Does the distress call "mayday" have anything to do with the May Day holiday?
Maybe the original person in distress needed the help of a May pole to save him? Just spitballing here.
Your theory, though intriguing, is very incorrect, I am sorry to say. The two terms don't have anything to do with each other. "Mayday" was coined in 1923 by Frederick Mockford, an airport radio officer in London. It sounds like a French term for "come and help me," which is why he went with it. May Day the holiday, however, has roots in ancient Celtic and Roman festivals welcoming the arrival of spring.
It does not. "Mayday" is a distress call. May Day is a holiday where people go into Seattle and protest about the stuff they want changed, and is on the First of May.
No. Actually, this saying “May-Day” came from a French word, “M’aidez”. Though they both particularly the same thing, the history behind it is different.

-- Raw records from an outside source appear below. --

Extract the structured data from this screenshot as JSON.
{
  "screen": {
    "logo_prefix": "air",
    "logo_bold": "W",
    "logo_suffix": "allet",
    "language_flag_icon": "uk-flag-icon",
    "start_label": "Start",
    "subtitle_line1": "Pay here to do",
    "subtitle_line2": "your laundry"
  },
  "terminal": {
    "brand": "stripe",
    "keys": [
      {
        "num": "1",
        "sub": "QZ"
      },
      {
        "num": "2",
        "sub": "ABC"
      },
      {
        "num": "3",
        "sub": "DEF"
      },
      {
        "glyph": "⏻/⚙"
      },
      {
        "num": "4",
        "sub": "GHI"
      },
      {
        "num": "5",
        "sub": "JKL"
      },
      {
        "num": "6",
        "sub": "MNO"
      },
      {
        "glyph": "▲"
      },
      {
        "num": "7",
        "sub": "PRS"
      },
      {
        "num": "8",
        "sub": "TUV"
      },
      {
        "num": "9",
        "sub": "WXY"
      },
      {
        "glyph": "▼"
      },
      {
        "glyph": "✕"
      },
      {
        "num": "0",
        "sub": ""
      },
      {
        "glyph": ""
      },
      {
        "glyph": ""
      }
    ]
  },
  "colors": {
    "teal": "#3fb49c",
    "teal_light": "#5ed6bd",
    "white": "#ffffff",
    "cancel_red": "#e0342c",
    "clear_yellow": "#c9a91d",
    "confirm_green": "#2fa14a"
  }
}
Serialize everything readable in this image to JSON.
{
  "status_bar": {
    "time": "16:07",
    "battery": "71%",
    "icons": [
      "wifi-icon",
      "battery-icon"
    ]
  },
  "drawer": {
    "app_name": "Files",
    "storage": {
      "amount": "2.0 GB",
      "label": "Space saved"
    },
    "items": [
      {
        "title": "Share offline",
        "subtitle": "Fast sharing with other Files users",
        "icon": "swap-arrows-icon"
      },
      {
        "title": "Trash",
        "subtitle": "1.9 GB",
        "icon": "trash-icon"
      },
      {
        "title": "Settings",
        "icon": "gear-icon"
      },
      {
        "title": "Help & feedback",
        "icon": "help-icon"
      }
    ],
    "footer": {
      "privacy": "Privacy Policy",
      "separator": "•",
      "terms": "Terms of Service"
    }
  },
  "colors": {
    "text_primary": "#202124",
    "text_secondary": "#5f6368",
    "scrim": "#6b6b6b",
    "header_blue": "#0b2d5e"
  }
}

It was the idea of Fredrick Mockford who thought it would be a good idea to make “Mayday” an distress call for he heard on the radios French pilots saying “M’aider” which meant “Help me” in an English Translation.